***** THE DATA *****

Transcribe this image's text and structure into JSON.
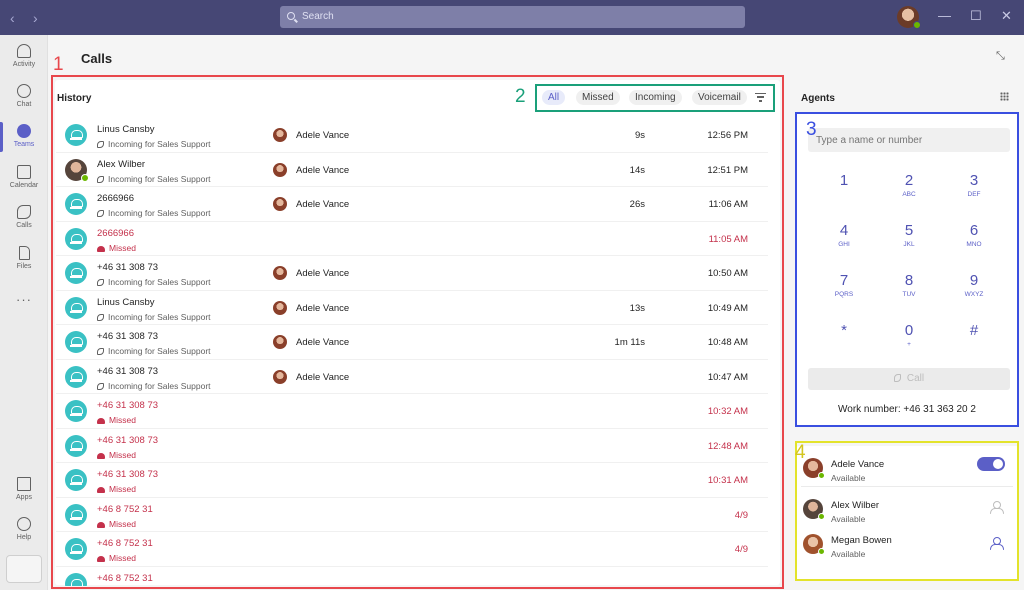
{
  "search": {
    "placeholder": "Search"
  },
  "window": {
    "minimize": "—",
    "maximize": "☐",
    "close": "✕"
  },
  "rail": [
    {
      "label": "Activity",
      "icon": "bell-icon"
    },
    {
      "label": "Chat",
      "icon": "chat-icon"
    },
    {
      "label": "Teams",
      "icon": "teams-icon",
      "active": true
    },
    {
      "label": "Calendar",
      "icon": "calendar-icon"
    },
    {
      "label": "Calls",
      "icon": "calls-icon"
    },
    {
      "label": "Files",
      "icon": "files-icon"
    }
  ],
  "rail_more": "···",
  "rail_bottom": [
    {
      "label": "Apps",
      "icon": "apps-icon"
    },
    {
      "label": "Help",
      "icon": "help-icon"
    }
  ],
  "page": {
    "title": "Calls"
  },
  "history": {
    "title": "History",
    "filters": [
      "All",
      "Missed",
      "Incoming",
      "Voicemail"
    ],
    "active_filter": "All",
    "rows": [
      {
        "name": "Linus Cansby",
        "sub": "Incoming for Sales Support",
        "agent": "Adele Vance",
        "duration": "9s",
        "time": "12:56 PM",
        "missed": false,
        "photo": false
      },
      {
        "name": "Alex Wilber",
        "sub": "Incoming for Sales Support",
        "agent": "Adele Vance",
        "duration": "14s",
        "time": "12:51 PM",
        "missed": false,
        "photo": true
      },
      {
        "name": "2666966",
        "sub": "Incoming for Sales Support",
        "agent": "Adele Vance",
        "duration": "26s",
        "time": "11:06 AM",
        "missed": false,
        "photo": false
      },
      {
        "name": "2666966",
        "sub": "Missed",
        "agent": "",
        "duration": "",
        "time": "11:05 AM",
        "missed": true,
        "photo": false
      },
      {
        "name": "+46 31 308 73",
        "sub": "Incoming for Sales Support",
        "agent": "Adele Vance",
        "duration": "",
        "time": "10:50 AM",
        "missed": false,
        "photo": false
      },
      {
        "name": "Linus Cansby",
        "sub": "Incoming for Sales Support",
        "agent": "Adele Vance",
        "duration": "13s",
        "time": "10:49 AM",
        "missed": false,
        "photo": false
      },
      {
        "name": "+46 31 308 73",
        "sub": "Incoming for Sales Support",
        "agent": "Adele Vance",
        "duration": "1m 11s",
        "time": "10:48 AM",
        "missed": false,
        "photo": false
      },
      {
        "name": "+46 31 308 73",
        "sub": "Incoming for Sales Support",
        "agent": "Adele Vance",
        "duration": "",
        "time": "10:47 AM",
        "missed": false,
        "photo": false
      },
      {
        "name": "+46 31 308 73",
        "sub": "Missed",
        "agent": "",
        "duration": "",
        "time": "10:32 AM",
        "missed": true,
        "photo": false
      },
      {
        "name": "+46 31 308 73",
        "sub": "Missed",
        "agent": "",
        "duration": "",
        "time": "12:48 AM",
        "missed": true,
        "photo": false
      },
      {
        "name": "+46 31 308 73",
        "sub": "Missed",
        "agent": "",
        "duration": "",
        "time": "10:31 AM",
        "missed": true,
        "photo": false
      },
      {
        "name": "+46 8 752 31",
        "sub": "Missed",
        "agent": "",
        "duration": "",
        "time": "4/9",
        "missed": true,
        "photo": false
      },
      {
        "name": "+46 8 752 31",
        "sub": "Missed",
        "agent": "",
        "duration": "",
        "time": "4/9",
        "missed": true,
        "photo": false
      },
      {
        "name": "+46 8 752 31",
        "sub": "",
        "agent": "",
        "duration": "",
        "time": "",
        "missed": true,
        "photo": false
      }
    ]
  },
  "dialpad": {
    "title": "Agents",
    "placeholder": "Type a name or number",
    "keys": [
      {
        "digit": "1",
        "letters": ""
      },
      {
        "digit": "2",
        "letters": "ABC"
      },
      {
        "digit": "3",
        "letters": "DEF"
      },
      {
        "digit": "4",
        "letters": "GHI"
      },
      {
        "digit": "5",
        "letters": "JKL"
      },
      {
        "digit": "6",
        "letters": "MNO"
      },
      {
        "digit": "7",
        "letters": "PQRS"
      },
      {
        "digit": "8",
        "letters": "TUV"
      },
      {
        "digit": "9",
        "letters": "WXYZ"
      },
      {
        "digit": "*",
        "letters": ""
      },
      {
        "digit": "0",
        "letters": "+"
      },
      {
        "digit": "#",
        "letters": ""
      }
    ],
    "call_label": "Call",
    "work_number": "Work number: +46 31 363 20 2"
  },
  "agents": [
    {
      "name": "Adele Vance",
      "status": "Available",
      "control": "toggle-on"
    },
    {
      "name": "Alex Wilber",
      "status": "Available",
      "control": "person-icon"
    },
    {
      "name": "Megan Bowen",
      "status": "Available",
      "control": "person-icon"
    }
  ],
  "annotations": [
    "1",
    "2",
    "3",
    "4"
  ],
  "colors": {
    "titlebar": "#464775",
    "accent": "#5b5fc7",
    "missed": "#c4314b",
    "avatar_teal": "#3ac1c4",
    "presence": "#6bb700",
    "box1": "#e8474c",
    "box2": "#1aa07a",
    "box3": "#3a4fe0",
    "box4": "#e3e32b"
  }
}
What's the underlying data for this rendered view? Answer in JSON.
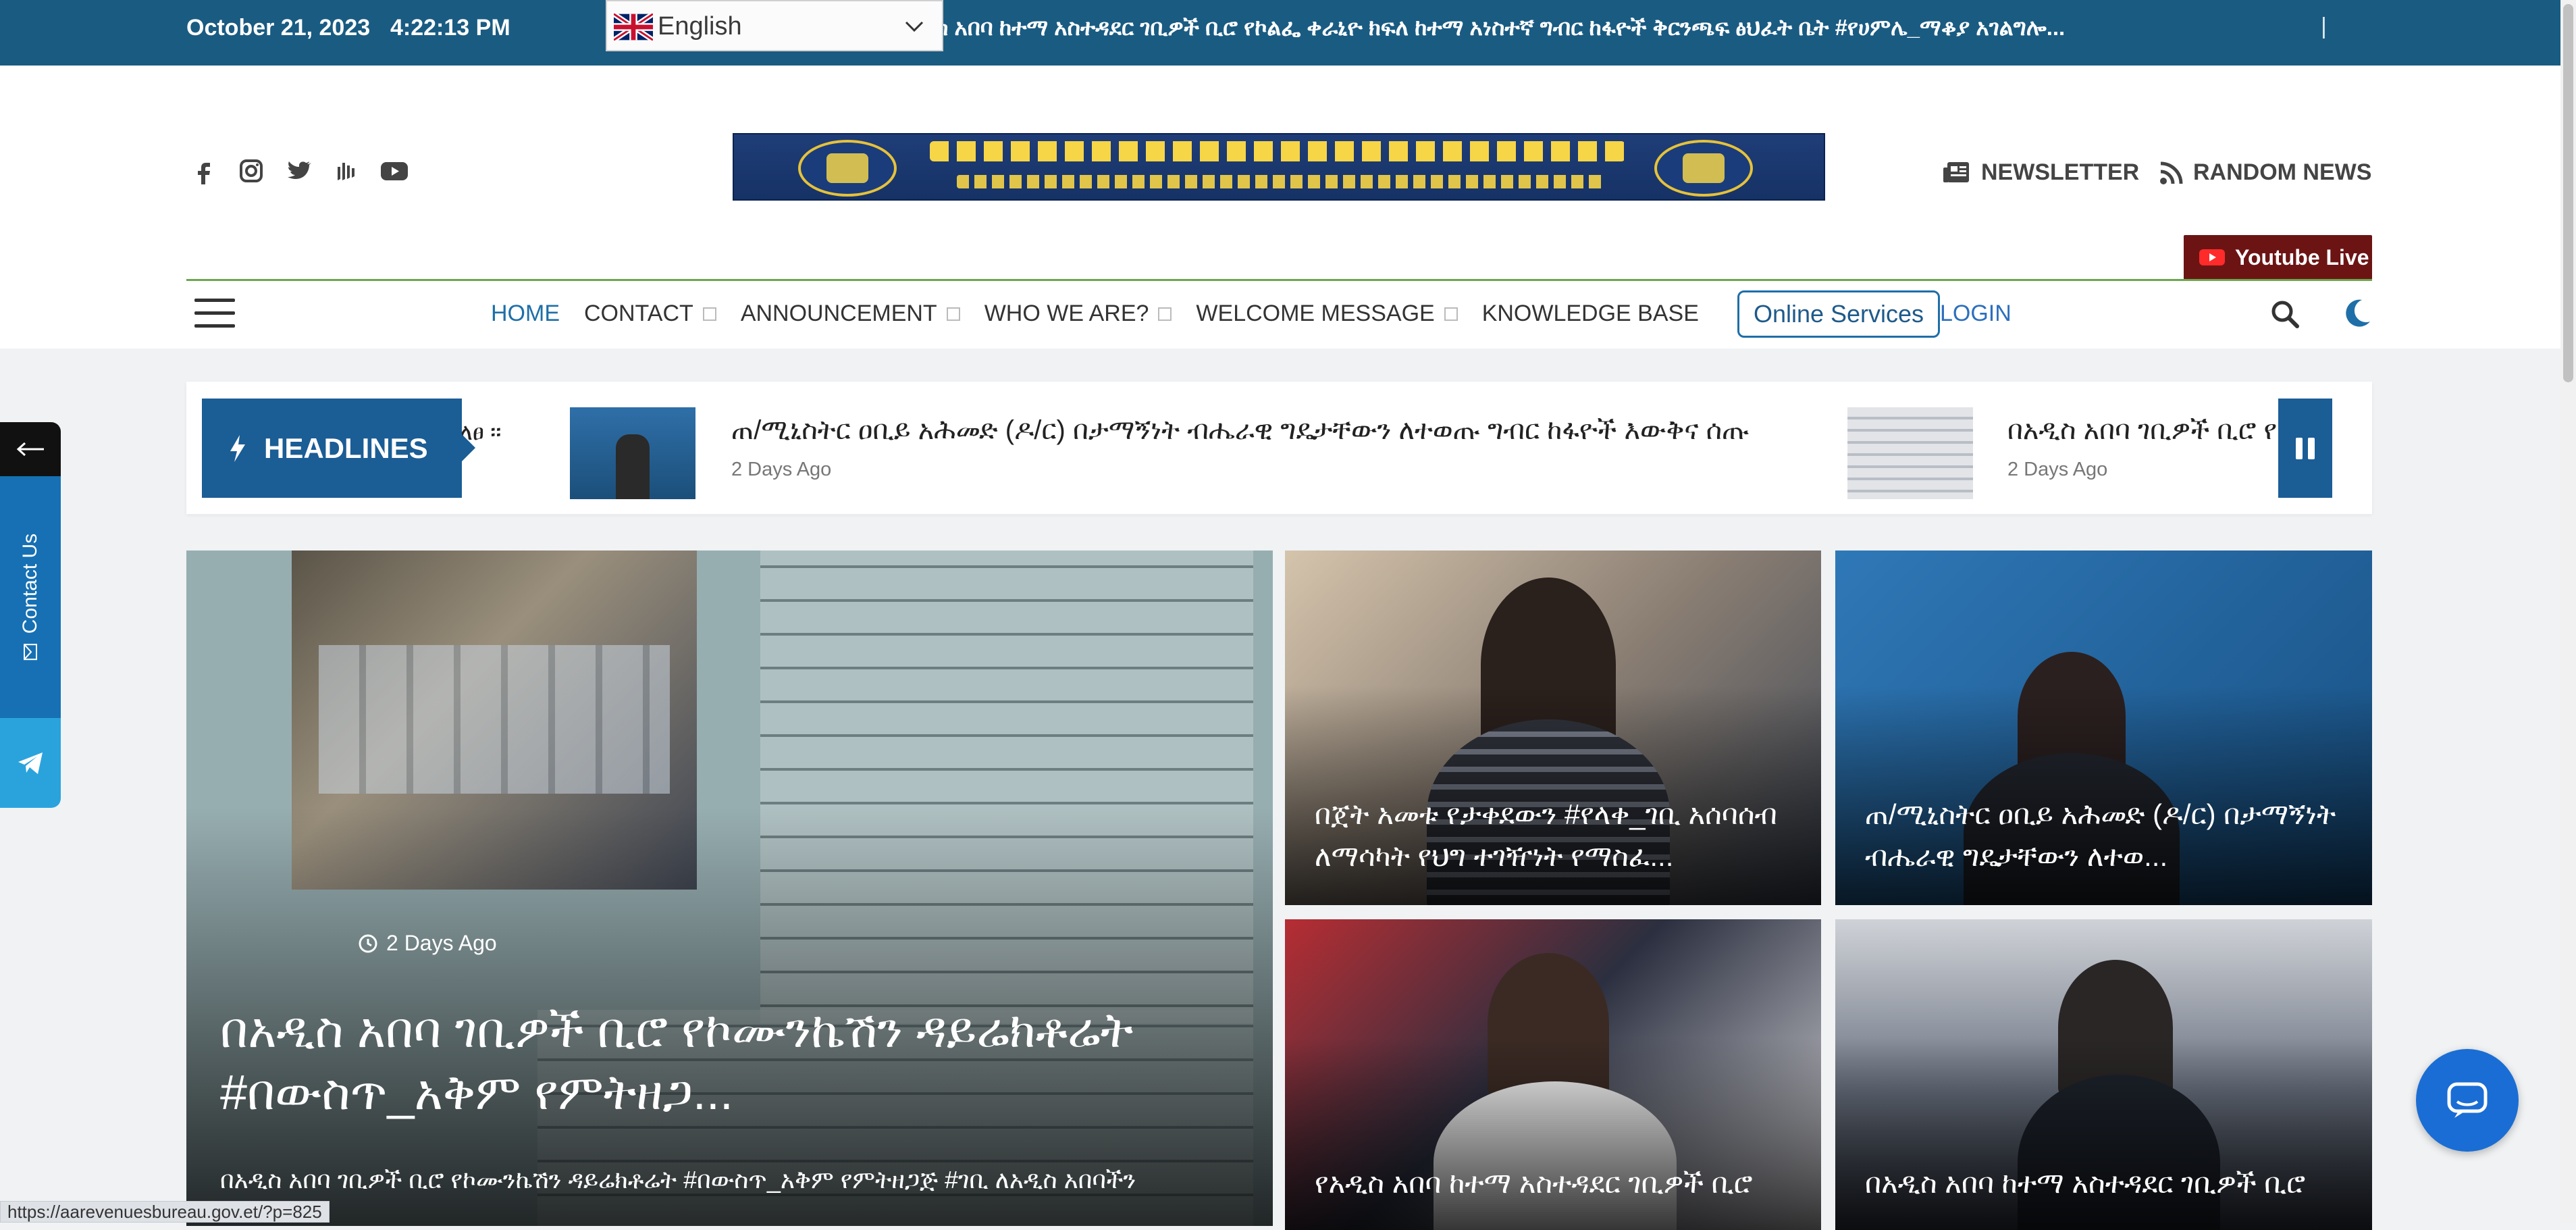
{
  "topbar": {
    "date": "October 21, 2023",
    "time": "4:22:13 PM",
    "ticker": "ስ አበባ ከተማ አስተዳደር ገቢዎች ቢሮ የኮልፌ ቀራኒዮ ክፍለ ከተማ አነስተኛ ግብር ከፋዮች ቅርንጫፍ ፅህፈት ቤት #የሀምሌ_ማቆያ አገልግሎ...",
    "language": "English"
  },
  "header": {
    "social_icons": [
      "facebook-icon",
      "instagram-icon",
      "twitter-icon",
      "tiktok-icon",
      "youtube-icon"
    ],
    "newsletter": "NEWSLETTER",
    "random_news": "RANDOM NEWS",
    "youtube_live": "Youtube Live"
  },
  "nav": {
    "items": [
      {
        "label": "HOME",
        "active": true,
        "dropdown": false
      },
      {
        "label": "CONTACT",
        "dropdown": true
      },
      {
        "label": "ANNOUNCEMENT",
        "dropdown": true
      },
      {
        "label": "WHO WE ARE?",
        "dropdown": true
      },
      {
        "label": "WELCOME MESSAGE",
        "dropdown": true
      },
      {
        "label": "KNOWLEDGE BASE",
        "dropdown": false
      }
    ],
    "online_services": "Online Services",
    "login": "LOGIN"
  },
  "headlines": {
    "badge": "HEADLINES",
    "fragment": "ለፀ ፡፡",
    "items": [
      {
        "title": "ጠ/ሚኒስትር ዐቢይ አሕመድ (ዶ/ር) በታማኝነት ብሔራዊ ግዴታቸውን ለተወጡ ግብር ከፋዮች እውቅና ሰጡ",
        "date": "2 Days Ago"
      },
      {
        "title": "በአዲስ አበባ ገቢዎች ቢሮ የኮ",
        "date": "2 Days Ago"
      }
    ]
  },
  "feature": {
    "date": "2 Days Ago",
    "title": "በአዲስ አበባ ገቢዎች ቢሮ የኮሙንኬሽን ዳይሬክቶሬት #በውስጥ_አቅም የምትዘጋ...",
    "excerpt": "በአዲስ አበባ ገቢዎች ቢሮ የኮሙንኬሽን ዳይሬክቶሬት #በውስጥ_አቅም የምትዘጋጅ #ገቢ ለአዲስ አበባችን"
  },
  "cards": [
    {
      "title": "በጀት አመቱ የታቀደውን #የላቀ_ገቢ አሰባሰብ ለማሳካት የህግ ተገዥነት የማስፈ..."
    },
    {
      "title": "ጠ/ሚኒስትር ዐቢይ አሕመድ (ዶ/ር) በታማኝነት ብሔራዊ ግዴታቸውን ለተወ..."
    },
    {
      "title": "የአዲስ አበባ ከተማ አስተዳደር ገቢዎች ቢሮ"
    },
    {
      "title": "በአዲስ አበባ ከተማ አስተዳደር ገቢዎች ቢሮ"
    }
  ],
  "sidebar": {
    "contact_us": "Contact Us"
  },
  "status_url": "https://aarevenuesbureau.gov.et/?p=825",
  "colors": {
    "topbar": "#1a5b82",
    "primary": "#1b5d95",
    "youtube_live": "#6c1414",
    "telegram": "#2aa3dd",
    "chat": "#1a6dd4"
  }
}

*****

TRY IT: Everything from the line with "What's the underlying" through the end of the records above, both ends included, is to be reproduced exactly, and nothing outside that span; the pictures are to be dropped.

ANSWER SPACE:
What's the underlying data for this rendered view? Answer in JSON.
{
  "topbar": {
    "date": "October 21, 2023",
    "time": "4:22:13 PM",
    "ticker": "ስ አበባ ከተማ አስተዳደር ገቢዎች ቢሮ የኮልፌ ቀራኒዮ ክፍለ ከተማ አነስተኛ ግብር ከፋዮች ቅርንጫፍ ፅህፈት ቤት #የሀምሌ_ማቆያ አገልግሎ...",
    "language": "English"
  },
  "header": {
    "social_icons": [
      "facebook-icon",
      "instagram-icon",
      "twitter-icon",
      "tiktok-icon",
      "youtube-icon"
    ],
    "newsletter": "NEWSLETTER",
    "random_news": "RANDOM NEWS",
    "youtube_live": "Youtube Live"
  },
  "nav": {
    "items": [
      {
        "label": "HOME",
        "active": true,
        "dropdown": false
      },
      {
        "label": "CONTACT",
        "dropdown": true
      },
      {
        "label": "ANNOUNCEMENT",
        "dropdown": true
      },
      {
        "label": "WHO WE ARE?",
        "dropdown": true
      },
      {
        "label": "WELCOME MESSAGE",
        "dropdown": true
      },
      {
        "label": "KNOWLEDGE BASE",
        "dropdown": false
      }
    ],
    "online_services": "Online Services",
    "login": "LOGIN"
  },
  "headlines": {
    "badge": "HEADLINES",
    "fragment": "ለፀ ፡፡",
    "items": [
      {
        "title": "ጠ/ሚኒስትር ዐቢይ አሕመድ (ዶ/ር) በታማኝነት ብሔራዊ ግዴታቸውን ለተወጡ ግብር ከፋዮች እውቅና ሰጡ",
        "date": "2 Days Ago"
      },
      {
        "title": "በአዲስ አበባ ገቢዎች ቢሮ የኮ",
        "date": "2 Days Ago"
      }
    ]
  },
  "feature": {
    "date": "2 Days Ago",
    "title": "በአዲስ አበባ ገቢዎች ቢሮ የኮሙንኬሽን ዳይሬክቶሬት #በውስጥ_አቅም የምትዘጋ...",
    "excerpt": "በአዲስ አበባ ገቢዎች ቢሮ የኮሙንኬሽን ዳይሬክቶሬት #በውስጥ_አቅም የምትዘጋጅ #ገቢ ለአዲስ አበባችን"
  },
  "cards": [
    {
      "title": "በጀት አመቱ የታቀደውን #የላቀ_ገቢ አሰባሰብ ለማሳካት የህግ ተገዥነት የማስፈ..."
    },
    {
      "title": "ጠ/ሚኒስትር ዐቢይ አሕመድ (ዶ/ር) በታማኝነት ብሔራዊ ግዴታቸውን ለተወ..."
    },
    {
      "title": "የአዲስ አበባ ከተማ አስተዳደር ገቢዎች ቢሮ"
    },
    {
      "title": "በአዲስ አበባ ከተማ አስተዳደር ገቢዎች ቢሮ"
    }
  ],
  "sidebar": {
    "contact_us": "Contact Us"
  },
  "status_url": "https://aarevenuesbureau.gov.et/?p=825",
  "colors": {
    "topbar": "#1a5b82",
    "primary": "#1b5d95",
    "youtube_live": "#6c1414",
    "telegram": "#2aa3dd",
    "chat": "#1a6dd4"
  }
}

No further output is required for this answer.